Recent years have seen rapid growth of production and exports of high-value agricultural products –fruit, vegetables, fisheries products-- and changes in the supply chains for these products. These trends are the result of increased consumer demand, the greater trade liberalization and the advances in technology, information management, food processing, post-harvest handling, and logistics. A subsequent trend from the greater agro-food trade is the heightened consumer awareness of food safety issues brought about by the occurrence of a number of food scandals in many countries. These trends pose important challenges and opportunities for the development community.
This training session presented an overview of these changes and showed why traditional transaction-based supply chains are rapidly being replaced by coordinated and integrated supply chains.
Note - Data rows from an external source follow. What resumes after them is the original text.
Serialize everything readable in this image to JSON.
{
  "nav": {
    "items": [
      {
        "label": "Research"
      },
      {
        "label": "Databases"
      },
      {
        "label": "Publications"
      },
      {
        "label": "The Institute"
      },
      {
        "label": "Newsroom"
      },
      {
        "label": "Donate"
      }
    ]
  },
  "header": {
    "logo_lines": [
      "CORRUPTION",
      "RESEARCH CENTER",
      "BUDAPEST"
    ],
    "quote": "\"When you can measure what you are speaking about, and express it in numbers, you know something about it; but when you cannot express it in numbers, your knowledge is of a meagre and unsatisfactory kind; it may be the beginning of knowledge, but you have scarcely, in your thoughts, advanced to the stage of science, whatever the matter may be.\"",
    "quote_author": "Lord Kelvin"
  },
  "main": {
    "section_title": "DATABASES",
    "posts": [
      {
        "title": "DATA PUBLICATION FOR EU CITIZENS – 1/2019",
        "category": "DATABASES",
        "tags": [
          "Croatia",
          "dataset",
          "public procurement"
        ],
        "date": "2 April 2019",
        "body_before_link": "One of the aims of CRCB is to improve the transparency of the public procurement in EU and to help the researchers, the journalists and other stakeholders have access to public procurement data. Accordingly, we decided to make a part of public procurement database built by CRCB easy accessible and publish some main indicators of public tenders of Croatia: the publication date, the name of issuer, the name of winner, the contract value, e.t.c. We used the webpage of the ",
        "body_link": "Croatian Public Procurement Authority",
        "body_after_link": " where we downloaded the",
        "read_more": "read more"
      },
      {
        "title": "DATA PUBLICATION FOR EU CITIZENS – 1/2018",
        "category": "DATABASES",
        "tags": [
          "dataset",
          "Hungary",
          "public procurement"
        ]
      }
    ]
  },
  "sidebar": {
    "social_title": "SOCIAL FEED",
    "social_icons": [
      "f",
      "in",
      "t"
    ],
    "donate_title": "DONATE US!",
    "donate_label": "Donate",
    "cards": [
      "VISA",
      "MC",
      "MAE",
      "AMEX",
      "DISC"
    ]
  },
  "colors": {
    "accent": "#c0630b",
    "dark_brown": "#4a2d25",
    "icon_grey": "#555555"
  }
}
The second module analyzed experiences with the formation of coordinated supply chains in ECA. Although coordinated supply chains are increasing rapidly in developing countries, the dominant forms of market organization remain traditional. The third module argued that, especially for Africa, much attention is still needed for improvement of traditional markets. The fourth module in this training session discussed factors that contribute to inclusion and exclusion of small-scale producers in coordinated supply chains, and it discussed interventions that can improve the level playing field for small-scale producers in a competitive environment.
The related training session “The role of Sanitary and Phytosanitary (SPS) standards in trade” further discussed how managing food safety and related market requirements affect many of these trends.
Agenda, April 6, 2005
8:30 a.m. – 12:30 p.m.
Program Introduction, Kees van der Meer, Senior Rural Development Specialist, ARD, World Bank
Changing food markets (pdf - 1.5mb), John Holtzman Abt Associates Inc.
Changing supply chains in Central and Eastern Europe, presentation (pdf - 166k), paper (doc - 57k), Jo Swinnen, Professor, Faculty of Economics and Applied Economics, Katholieke Universiteit Leuven
Changing supply chains in Africa: Implications for Government and donor investments (pdf - 116k), David Tschirley, Professor, International Development Department of Agricultural Economics, Michigan State University
What factors affect participation of small-scale farmers in coordinated supply chains? (pdf - 84k) Kees van der Meer, Senior Rural Development Specialist, ARD, World Bank